| What needs to be done |
Take each line of the records below that contains the string "through" and copy it.

[Working data — start]

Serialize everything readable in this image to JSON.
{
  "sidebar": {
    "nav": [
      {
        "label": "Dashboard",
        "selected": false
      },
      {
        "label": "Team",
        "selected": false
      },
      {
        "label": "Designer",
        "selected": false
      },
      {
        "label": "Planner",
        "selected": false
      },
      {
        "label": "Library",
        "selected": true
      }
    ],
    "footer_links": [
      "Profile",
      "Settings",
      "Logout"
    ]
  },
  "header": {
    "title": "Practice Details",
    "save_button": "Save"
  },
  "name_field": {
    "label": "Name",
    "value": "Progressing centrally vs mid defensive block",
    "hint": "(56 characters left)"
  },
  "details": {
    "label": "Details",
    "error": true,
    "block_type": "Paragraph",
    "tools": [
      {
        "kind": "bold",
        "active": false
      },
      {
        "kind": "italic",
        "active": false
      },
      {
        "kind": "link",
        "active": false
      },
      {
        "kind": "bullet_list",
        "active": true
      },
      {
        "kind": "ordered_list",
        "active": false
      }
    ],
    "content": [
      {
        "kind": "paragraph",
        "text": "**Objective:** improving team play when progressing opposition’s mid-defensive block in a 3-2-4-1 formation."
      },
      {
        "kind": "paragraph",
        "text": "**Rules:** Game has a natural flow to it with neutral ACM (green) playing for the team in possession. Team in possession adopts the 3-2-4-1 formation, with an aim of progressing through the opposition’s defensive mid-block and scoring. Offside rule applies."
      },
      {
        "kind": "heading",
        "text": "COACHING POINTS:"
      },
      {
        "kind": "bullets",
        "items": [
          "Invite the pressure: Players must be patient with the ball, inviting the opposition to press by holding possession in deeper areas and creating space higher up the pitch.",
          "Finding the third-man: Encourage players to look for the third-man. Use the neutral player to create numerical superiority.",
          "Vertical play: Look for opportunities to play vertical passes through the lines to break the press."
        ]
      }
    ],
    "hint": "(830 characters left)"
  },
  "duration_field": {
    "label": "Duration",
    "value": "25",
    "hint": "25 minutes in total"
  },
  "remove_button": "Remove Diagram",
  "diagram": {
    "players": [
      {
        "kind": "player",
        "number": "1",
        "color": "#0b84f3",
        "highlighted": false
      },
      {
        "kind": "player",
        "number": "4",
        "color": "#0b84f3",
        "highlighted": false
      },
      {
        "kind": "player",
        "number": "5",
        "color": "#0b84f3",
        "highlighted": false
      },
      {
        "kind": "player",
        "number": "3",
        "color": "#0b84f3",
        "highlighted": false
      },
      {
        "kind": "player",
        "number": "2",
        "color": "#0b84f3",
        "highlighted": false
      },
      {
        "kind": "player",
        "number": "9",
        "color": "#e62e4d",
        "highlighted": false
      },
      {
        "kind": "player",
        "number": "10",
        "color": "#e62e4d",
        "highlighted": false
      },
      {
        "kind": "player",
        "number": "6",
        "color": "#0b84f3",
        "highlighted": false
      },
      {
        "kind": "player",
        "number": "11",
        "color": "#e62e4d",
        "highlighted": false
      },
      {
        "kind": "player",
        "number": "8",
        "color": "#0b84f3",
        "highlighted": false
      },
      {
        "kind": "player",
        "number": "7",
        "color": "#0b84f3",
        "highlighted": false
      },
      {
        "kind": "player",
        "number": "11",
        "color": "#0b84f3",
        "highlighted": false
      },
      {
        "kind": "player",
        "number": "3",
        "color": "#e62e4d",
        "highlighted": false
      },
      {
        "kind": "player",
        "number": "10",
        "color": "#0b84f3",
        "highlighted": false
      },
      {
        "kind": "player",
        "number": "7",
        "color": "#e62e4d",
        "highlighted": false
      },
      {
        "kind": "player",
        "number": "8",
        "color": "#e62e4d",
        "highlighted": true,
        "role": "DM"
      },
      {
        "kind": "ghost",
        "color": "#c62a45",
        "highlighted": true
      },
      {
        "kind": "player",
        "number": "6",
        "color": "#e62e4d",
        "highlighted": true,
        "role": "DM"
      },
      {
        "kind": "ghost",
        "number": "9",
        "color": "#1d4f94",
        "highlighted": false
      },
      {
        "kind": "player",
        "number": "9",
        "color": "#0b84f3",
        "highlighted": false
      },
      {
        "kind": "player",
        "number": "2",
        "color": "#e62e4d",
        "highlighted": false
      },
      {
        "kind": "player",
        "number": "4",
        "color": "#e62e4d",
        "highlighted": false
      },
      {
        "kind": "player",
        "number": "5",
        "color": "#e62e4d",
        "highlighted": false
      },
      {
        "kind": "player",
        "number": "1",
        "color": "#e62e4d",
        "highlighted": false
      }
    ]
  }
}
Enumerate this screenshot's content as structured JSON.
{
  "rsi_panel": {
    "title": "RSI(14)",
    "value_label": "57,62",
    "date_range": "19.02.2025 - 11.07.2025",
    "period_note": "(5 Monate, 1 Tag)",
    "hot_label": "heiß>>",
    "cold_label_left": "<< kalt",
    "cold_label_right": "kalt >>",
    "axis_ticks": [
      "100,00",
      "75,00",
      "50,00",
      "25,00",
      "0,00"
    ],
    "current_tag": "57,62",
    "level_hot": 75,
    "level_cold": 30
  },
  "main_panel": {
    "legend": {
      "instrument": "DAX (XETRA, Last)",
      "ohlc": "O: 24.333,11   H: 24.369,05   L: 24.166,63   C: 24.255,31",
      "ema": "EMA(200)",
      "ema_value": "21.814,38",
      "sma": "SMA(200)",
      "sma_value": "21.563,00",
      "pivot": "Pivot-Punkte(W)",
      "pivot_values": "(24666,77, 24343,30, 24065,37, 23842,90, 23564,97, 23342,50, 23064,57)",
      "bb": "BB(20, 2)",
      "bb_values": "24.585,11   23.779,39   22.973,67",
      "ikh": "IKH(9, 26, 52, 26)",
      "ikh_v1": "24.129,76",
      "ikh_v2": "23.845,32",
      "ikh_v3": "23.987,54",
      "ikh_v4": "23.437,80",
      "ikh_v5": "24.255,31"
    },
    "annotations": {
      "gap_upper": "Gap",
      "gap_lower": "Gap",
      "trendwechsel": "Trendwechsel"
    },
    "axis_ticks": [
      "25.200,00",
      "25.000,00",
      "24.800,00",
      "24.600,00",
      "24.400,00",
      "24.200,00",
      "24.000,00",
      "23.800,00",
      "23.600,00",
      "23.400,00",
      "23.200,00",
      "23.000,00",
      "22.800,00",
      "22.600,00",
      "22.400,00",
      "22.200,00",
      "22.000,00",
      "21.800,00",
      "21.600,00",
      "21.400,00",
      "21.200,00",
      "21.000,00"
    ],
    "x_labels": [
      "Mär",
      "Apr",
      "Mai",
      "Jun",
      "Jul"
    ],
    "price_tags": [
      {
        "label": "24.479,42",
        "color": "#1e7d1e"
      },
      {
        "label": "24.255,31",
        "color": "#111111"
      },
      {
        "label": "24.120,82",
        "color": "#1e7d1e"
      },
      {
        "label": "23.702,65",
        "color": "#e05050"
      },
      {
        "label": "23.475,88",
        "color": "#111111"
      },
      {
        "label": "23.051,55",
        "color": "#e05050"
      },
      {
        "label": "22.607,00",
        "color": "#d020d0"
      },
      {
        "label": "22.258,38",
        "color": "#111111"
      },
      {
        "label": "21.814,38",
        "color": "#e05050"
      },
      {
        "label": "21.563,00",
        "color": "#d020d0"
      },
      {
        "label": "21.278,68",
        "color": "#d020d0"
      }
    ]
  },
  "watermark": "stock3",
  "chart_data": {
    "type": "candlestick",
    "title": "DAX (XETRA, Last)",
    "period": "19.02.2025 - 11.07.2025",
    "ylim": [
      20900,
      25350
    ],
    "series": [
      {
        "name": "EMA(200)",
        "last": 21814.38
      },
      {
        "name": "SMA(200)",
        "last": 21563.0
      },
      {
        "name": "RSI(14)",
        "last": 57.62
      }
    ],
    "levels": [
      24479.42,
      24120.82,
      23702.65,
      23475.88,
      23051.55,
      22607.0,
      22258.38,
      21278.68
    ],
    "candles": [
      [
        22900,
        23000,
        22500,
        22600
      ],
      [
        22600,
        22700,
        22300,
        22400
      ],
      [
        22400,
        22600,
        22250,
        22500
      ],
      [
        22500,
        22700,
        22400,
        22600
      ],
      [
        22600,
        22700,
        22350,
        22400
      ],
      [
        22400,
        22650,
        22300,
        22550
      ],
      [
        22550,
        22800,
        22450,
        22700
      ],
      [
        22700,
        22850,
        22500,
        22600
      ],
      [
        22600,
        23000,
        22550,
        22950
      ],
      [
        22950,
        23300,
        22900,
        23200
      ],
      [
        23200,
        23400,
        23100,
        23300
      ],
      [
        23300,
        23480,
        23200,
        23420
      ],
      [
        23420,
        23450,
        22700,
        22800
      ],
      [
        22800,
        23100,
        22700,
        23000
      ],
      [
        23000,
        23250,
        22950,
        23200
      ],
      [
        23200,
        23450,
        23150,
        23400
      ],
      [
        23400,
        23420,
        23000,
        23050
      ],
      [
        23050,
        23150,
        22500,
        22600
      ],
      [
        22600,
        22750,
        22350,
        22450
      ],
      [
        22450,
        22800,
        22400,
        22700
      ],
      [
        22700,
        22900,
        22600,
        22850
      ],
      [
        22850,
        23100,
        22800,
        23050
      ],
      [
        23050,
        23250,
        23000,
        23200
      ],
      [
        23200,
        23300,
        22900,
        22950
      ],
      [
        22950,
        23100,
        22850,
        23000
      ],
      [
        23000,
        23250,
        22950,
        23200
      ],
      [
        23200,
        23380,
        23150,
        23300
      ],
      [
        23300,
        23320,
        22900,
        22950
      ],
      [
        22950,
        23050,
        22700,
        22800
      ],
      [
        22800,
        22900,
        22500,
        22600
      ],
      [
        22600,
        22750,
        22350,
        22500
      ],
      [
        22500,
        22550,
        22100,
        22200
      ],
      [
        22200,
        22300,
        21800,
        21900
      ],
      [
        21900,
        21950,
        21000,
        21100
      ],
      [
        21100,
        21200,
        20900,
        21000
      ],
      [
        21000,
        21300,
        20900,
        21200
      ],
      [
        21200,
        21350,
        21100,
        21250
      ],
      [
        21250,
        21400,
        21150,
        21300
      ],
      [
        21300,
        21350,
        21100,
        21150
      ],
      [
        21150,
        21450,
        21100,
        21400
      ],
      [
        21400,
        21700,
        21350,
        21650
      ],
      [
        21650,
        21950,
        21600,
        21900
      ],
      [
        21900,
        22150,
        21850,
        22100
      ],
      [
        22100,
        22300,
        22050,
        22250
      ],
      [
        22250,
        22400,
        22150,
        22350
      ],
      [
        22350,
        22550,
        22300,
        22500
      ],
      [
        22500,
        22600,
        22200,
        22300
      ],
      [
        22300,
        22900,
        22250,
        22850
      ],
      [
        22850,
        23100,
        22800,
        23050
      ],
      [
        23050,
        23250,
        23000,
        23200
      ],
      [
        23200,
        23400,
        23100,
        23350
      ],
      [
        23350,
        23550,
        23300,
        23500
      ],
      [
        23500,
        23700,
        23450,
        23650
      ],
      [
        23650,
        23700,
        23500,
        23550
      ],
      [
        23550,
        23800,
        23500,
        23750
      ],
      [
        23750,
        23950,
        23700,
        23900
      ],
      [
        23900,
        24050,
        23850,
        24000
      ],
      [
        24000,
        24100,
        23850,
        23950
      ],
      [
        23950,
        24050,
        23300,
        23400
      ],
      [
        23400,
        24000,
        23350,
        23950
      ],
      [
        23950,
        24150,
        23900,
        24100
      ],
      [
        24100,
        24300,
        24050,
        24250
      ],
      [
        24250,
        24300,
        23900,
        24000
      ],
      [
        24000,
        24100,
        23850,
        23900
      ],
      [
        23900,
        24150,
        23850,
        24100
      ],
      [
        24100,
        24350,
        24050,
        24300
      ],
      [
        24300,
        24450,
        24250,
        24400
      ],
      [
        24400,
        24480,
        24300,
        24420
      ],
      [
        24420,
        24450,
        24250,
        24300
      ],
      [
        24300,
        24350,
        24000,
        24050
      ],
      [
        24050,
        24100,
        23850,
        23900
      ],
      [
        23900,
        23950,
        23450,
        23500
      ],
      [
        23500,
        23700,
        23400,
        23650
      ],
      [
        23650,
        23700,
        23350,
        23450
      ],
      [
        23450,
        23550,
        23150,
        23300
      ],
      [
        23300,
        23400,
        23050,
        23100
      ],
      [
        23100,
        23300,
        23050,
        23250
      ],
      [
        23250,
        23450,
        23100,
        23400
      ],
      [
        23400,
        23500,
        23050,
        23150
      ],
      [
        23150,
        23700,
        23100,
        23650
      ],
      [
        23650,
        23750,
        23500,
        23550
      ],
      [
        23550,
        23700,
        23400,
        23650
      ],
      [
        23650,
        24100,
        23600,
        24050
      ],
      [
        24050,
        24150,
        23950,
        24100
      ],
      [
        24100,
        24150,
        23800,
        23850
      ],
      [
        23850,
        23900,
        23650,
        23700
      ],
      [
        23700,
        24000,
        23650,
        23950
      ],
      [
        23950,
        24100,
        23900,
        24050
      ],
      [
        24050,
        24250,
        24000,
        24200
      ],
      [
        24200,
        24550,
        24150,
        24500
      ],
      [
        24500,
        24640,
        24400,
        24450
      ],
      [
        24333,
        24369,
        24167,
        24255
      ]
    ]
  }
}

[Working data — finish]

| Response |
        "text": "**Rules:** Game has a natural flow to it with neutral ACM (green) playing for the team in possession. Team in possession adopts the 3-2-4-1 formation, with an aim of progressing through the opposition’s defensive mid-block and scoring. Offside rule applies."
          "Vertical play: Look for opportunities to play vertical passes through the lines to break the press."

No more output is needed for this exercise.